He solved a 127-year-old physics problem on paper and proved that off-centred boat wakes could exist. Five years later, practical experiments proved him right.
Algae cultivation is popular, but good uses for the raw material are still lacking. Researchers in Norway are set to do something about this, with the goal of fully using this resource.
A new tool will make it easier and cheaper to train individuals who defend us from computer attacks.
When energy researchers carry out experiments to investigate safe and efficient CO2 transport on the roof of the thermal power engineering laboratories at Gløshaugen, Trondheim, the noise they make will be like a jet engine.
Sometimes it’s hard to know what a person has actually died from. But post-mortem CT scans may provide a useful tool.

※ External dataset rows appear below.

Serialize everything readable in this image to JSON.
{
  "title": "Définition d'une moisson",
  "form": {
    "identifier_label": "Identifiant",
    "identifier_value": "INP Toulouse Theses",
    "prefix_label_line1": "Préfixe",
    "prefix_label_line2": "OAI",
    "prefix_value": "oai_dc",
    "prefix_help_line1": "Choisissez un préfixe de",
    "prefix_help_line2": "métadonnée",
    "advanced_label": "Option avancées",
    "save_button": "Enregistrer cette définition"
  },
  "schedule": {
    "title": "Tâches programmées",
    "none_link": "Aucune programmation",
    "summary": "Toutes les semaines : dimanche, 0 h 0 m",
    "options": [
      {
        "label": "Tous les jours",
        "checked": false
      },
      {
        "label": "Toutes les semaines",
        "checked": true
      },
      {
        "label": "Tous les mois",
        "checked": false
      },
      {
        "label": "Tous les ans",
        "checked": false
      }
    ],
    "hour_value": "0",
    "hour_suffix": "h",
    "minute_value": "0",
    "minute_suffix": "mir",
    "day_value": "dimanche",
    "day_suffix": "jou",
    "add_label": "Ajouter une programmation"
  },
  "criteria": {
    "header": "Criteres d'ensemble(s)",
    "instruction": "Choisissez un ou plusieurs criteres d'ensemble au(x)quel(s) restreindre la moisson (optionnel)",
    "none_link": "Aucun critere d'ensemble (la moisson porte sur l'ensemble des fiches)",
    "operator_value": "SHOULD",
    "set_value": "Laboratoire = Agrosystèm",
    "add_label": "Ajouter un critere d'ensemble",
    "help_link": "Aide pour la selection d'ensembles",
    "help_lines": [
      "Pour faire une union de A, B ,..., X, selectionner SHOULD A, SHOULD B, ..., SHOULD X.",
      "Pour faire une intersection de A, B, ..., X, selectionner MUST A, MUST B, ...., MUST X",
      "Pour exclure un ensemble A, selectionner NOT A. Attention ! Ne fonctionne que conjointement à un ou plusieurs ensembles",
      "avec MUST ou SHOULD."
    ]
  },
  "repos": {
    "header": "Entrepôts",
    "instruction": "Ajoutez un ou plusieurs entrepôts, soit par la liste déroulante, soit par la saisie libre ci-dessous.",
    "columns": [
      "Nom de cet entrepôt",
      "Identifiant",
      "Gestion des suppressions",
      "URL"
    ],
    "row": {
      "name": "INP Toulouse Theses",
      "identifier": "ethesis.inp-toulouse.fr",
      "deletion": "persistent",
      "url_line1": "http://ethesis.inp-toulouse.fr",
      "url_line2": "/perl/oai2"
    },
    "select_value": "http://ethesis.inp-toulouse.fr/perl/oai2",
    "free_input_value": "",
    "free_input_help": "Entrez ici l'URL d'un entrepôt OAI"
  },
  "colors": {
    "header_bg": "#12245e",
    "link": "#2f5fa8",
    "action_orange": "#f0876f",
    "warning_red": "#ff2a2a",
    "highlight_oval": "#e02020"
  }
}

How can we supply renewable energy to Indonesia, whose large population is spread over more than 6,000 islands?
The boat wings started as an unfinished idea in Eirik Bøckmann’s head. Now they’re being mounted on a ferry in the Faroe Islands.
Renewable energy is fine, but often it’s needed at times other than when the wind is blowing or the sun makes an appearance. The energy needs to be stored – and a new method is on the horizon.
Some Norwegian companies have moved industrial production home from low-cost countries. Could reshoring become a trend?
“We may be a mere 20 years away from creating artificial life,” says Stephen Fry. He warns that these new life forms won’t see any need to keep us, and may instead look at us as pests.
A recently developed app with an in-built “enzyme calculator” reduces stomach pains and intestinal problems among patients with cystic fibrosis – a disease of the lungs and intestinal tract.
We need to cut both global and local emissions from shipping. The picture is complex, but research is showing that there are many ways to meet this goal.
We’ve changed our name to Norwegian SciTech News — so readers know immediately what they will find here.
John Olav Tande at SINTEF is appointed Norway’s Mission Innovation Champion for his innovative research and contribution in dissemination. The award was established by Bill Gates and among others former president Obama during the climate summit meeting in Paris, COP 21.
Ultraviolet light is used to kill bacteria and viruses, but UV lamps contain toxic mercury. A newly developed nanomaterial is changing that.
Inspecting ship tanks and storage spaces underwater is a challenging task for humans. A start-up company that originated at NTNU is manufacturing autonomous drones that can take over the job – and do it more cheaply.
It’s springtime in much of the northern hemisphere, although spring snowstorms are still possible. When that happens, salt trucks and ploughs help make roads safe. But road salt can be bad for the environment, and can rust cars, bicycles and other metal. New research shows that salt use can be safely — and substantially — cut in certain circumstances.
In the virtual world, inaccessible places become accessible. NTNU uses virtual reality – or VR – technology to create new teaching methods.
For the first time ever, researchers have been able to peek deep into the mantle of the Earth under an ultraslow mid-ocean ridge, where they have been able to observe mantle melting and growth of the Earth’s crust.
Blueye is an underwater drone that got its start at NTNU. The drone can be used for serious purposes – such as when it mapped damage to the Norwegian frigate Helge Ingstad – or for entertainment, such as showing cruise passengers the underwater landscape.
Phytoplankton form the base of the marine food chain but are notoriously difficult for scientists to account for — a little like trying to identify and count motes of dust in the air. A truly independent underwater vehicle shows it can do the job.
Comedian Stephen Fry is coming. So is the man who created the drone show that Metallica takes on tour, and a cyborg artist who had an antenna surgically implanted in the back of his head so he can hear colours.